Caffeine is both good and bad for your soccer skills, study finds
Researchers have found that ingesting low-dose caffeine had both positive and negative effects on the performance of young, experienced soccer players. While there are a lot of factors at play, the findings might be useful for coaches and players to consider.
Soccer – football for those in the UK – combines low-intensity activities like walking, jogging and standing with high-intensity sprinting, turning, and tackling. A player’s performance and success on the soccer field depend on both fitness and quick decision-making.
Previous studies have found that caffeine, one of the world’s most popular dietary supplements, can provide physical benefits during intermittent exercise, including soccer, but its effect on sports-based decision-making is less well-studied. Now, researchers at Staffordshire University, UK, and Iran’s Shiraz University have examined the effect of caffeine on soccer players’ passing accuracy, problem-solving and decision-making abilities.
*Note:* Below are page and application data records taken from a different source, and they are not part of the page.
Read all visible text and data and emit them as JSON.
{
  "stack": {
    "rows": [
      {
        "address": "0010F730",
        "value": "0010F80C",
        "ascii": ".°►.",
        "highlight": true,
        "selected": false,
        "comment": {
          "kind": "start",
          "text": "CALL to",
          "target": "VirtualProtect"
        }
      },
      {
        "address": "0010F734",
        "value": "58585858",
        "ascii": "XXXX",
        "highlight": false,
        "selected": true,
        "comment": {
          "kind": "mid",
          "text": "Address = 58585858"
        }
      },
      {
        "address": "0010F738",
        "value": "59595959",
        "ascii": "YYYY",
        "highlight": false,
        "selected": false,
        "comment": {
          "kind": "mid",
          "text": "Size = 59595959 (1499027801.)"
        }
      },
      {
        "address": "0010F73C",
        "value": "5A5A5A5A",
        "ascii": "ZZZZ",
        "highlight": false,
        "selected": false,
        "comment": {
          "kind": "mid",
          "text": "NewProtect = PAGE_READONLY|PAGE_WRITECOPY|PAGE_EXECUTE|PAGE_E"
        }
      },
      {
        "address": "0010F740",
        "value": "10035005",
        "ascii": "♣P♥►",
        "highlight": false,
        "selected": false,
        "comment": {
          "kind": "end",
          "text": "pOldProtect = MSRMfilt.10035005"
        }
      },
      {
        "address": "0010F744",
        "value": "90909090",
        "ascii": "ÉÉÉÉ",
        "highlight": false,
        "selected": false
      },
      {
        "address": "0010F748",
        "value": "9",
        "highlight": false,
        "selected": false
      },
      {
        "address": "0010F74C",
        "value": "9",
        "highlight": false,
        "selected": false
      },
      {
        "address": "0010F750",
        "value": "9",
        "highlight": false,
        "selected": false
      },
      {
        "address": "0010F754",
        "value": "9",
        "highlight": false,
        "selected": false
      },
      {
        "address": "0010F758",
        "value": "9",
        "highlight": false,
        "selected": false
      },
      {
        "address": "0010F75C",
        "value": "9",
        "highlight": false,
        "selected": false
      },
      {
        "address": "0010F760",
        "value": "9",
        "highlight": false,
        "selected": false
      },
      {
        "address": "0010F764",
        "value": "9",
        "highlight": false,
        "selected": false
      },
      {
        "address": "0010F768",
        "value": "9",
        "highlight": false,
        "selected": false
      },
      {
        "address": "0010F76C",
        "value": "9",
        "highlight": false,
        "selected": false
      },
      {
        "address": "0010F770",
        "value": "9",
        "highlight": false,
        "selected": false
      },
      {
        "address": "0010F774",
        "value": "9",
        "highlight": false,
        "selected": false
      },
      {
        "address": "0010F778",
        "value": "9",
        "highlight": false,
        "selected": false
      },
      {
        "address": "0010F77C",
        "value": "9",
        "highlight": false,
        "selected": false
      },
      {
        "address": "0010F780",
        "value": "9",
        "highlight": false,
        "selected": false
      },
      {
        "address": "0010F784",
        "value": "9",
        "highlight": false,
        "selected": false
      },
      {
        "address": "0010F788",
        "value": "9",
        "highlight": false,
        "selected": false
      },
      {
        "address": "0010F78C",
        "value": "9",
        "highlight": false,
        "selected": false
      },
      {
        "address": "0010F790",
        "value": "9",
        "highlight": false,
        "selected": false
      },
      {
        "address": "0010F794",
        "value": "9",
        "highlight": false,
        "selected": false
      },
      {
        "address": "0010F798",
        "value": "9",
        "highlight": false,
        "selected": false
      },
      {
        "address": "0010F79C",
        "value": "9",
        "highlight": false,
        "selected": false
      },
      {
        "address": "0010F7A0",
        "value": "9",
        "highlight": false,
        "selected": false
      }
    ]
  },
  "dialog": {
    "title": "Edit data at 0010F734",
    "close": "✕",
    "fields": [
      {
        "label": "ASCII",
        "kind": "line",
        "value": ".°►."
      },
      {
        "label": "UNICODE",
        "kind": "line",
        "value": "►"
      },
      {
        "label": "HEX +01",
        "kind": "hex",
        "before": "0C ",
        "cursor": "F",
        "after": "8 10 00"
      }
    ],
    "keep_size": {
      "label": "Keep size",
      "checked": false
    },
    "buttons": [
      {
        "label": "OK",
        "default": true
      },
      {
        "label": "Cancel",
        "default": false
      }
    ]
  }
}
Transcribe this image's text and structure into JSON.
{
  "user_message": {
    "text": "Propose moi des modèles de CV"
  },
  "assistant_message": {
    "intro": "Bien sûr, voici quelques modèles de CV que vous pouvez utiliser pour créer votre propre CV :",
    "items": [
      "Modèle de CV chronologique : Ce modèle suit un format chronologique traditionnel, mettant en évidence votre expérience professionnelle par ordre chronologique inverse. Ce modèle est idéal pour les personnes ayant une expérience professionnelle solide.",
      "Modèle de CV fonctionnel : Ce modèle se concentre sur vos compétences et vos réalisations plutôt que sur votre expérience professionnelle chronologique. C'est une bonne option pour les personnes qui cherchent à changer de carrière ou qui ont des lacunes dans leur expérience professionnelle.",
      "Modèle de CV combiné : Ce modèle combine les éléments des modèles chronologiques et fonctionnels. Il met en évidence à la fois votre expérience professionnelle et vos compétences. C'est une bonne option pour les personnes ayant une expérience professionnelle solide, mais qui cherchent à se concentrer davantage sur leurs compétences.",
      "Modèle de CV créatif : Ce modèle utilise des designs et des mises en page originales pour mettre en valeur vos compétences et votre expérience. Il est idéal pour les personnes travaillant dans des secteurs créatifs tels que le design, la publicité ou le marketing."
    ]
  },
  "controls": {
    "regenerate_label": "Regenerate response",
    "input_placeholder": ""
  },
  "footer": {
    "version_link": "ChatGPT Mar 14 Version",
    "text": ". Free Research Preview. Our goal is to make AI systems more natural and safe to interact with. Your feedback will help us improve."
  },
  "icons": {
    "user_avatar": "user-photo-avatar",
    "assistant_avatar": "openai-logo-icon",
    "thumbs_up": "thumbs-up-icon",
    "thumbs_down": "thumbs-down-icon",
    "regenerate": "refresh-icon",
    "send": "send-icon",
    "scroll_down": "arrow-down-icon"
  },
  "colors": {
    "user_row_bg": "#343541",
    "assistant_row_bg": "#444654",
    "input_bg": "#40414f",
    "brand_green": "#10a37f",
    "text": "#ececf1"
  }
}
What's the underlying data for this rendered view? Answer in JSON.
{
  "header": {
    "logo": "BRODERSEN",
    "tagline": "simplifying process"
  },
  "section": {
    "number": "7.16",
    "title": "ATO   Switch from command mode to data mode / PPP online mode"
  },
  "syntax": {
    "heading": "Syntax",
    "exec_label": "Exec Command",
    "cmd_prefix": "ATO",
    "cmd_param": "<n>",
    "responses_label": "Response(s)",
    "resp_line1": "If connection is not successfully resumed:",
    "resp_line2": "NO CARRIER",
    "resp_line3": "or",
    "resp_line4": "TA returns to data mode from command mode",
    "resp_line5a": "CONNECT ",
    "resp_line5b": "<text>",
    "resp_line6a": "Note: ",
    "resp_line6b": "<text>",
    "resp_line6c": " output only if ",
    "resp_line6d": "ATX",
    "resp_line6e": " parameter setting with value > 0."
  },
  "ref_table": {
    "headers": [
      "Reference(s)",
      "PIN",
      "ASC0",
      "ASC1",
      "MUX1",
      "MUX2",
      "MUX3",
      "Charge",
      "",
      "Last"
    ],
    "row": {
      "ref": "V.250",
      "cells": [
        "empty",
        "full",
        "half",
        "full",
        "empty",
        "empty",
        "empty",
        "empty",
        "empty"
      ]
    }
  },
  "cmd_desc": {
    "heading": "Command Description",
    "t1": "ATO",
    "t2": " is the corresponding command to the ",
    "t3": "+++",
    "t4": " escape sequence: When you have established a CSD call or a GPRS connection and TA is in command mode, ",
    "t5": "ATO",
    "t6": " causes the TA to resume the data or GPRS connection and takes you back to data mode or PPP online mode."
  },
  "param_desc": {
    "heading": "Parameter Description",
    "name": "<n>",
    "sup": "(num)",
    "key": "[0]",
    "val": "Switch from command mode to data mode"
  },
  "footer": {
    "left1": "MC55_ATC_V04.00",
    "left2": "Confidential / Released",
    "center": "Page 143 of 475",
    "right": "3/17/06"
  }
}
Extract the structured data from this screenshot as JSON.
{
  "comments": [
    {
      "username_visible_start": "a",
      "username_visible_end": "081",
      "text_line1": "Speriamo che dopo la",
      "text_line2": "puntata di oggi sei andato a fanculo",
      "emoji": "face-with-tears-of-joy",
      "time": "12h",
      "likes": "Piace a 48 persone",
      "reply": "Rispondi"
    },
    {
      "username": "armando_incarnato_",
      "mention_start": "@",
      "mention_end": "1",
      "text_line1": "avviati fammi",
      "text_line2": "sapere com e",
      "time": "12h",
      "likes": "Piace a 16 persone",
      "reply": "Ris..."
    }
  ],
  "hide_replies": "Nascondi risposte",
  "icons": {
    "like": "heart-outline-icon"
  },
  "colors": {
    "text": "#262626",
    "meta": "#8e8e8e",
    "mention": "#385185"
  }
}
“Studies have shown that caffeine can enhance attention, accuracy, and speed, as well as self-reported measures of energy and mood,” said Pooya Soltani, corresponding author of the study. “However, the effects of caffeine on ‘higher’ cognitive functions such as problem-solving and decision-making are often debated, so we decided to investigate this.”
The researchers recruited 12 male soccer players aged 16 to 17 with at least four years of experience playing soccer in the Iranian Youth Tier 1 League. Participants were moderate habitual caffeine users of less than 100 mg/day. Each participant was given 3 mg/kg body mass of either caffeine or flour powder in gelatin capsules, and their decision-making abilities, short- (33 ft/10 m) and long-pass (98 ft/30 m) accuracy and pass ability were evaluated. While that dose is considered a low dose of caffeine, previous research has found it to be ergogenic, or enhance performance.
Pass ability was assessed using the Loughborough Soccer Passing Test (LSPT), a multifaceted soccer-specific skill test to evaluate passing, dribbling, controlling and decision-making abilities. Decision-making was assessed via a computer task where participants watched 10 video clips of a soccer player controlling a ball and were asked to determine the best option for building a good attack scenario when the video was paused.
After consuming caffeine, the participants were 1.67% more accurate with short passes and 13.48% more accurate with long passes, compared to the placebo. However, their decision-making was 7.14% lower, and LSPT scores were 3.49% lower after they consumed caffeine.
“While the short pass accuracy remained consistent among almost all participants before and after caffeine consumption, the performance varied in the case of long passes,” said Negar Jafari, the study’s lead author. “Moreover, most of the participants scored lower on decision-making and the Loughborough Soccer Passing Test after consuming caffeine. This may suggest that more complex tasks with a higher number of passes might negatively be affected by low doses of caffeine ingested one hour before playing.”
Rather than recommending that soccer players avoid caffeine altogether, the researchers say their findings suggest further research into its effects on decision-making during a match.
“During a football match, players must process various cues such as opponents’ positions, team organization, and time pressure,” Soltani said. “Decision-making in passing is particularly important, where a well-executed pass can create scoring opportunities.”
They say that there are a lot of factors to consider, but the data provided by the study could be useful for training.
“Our findings show that [decision-making] can be affected by caffeine intake and coaches may find these performance metrics useful to explore in training,” said Soltani. “A number of parameters can be involved – the dosage of caffeine relative to body weight, the frequency of caffeine intake and certain positions of the players or their playing styles. For example, a slight decrease in pass accuracy might be crucial for a midfielder but less impactful for a goalkeeper.”
The study was published in the journal Behavioural Brain Research.
Source: Staffordshire University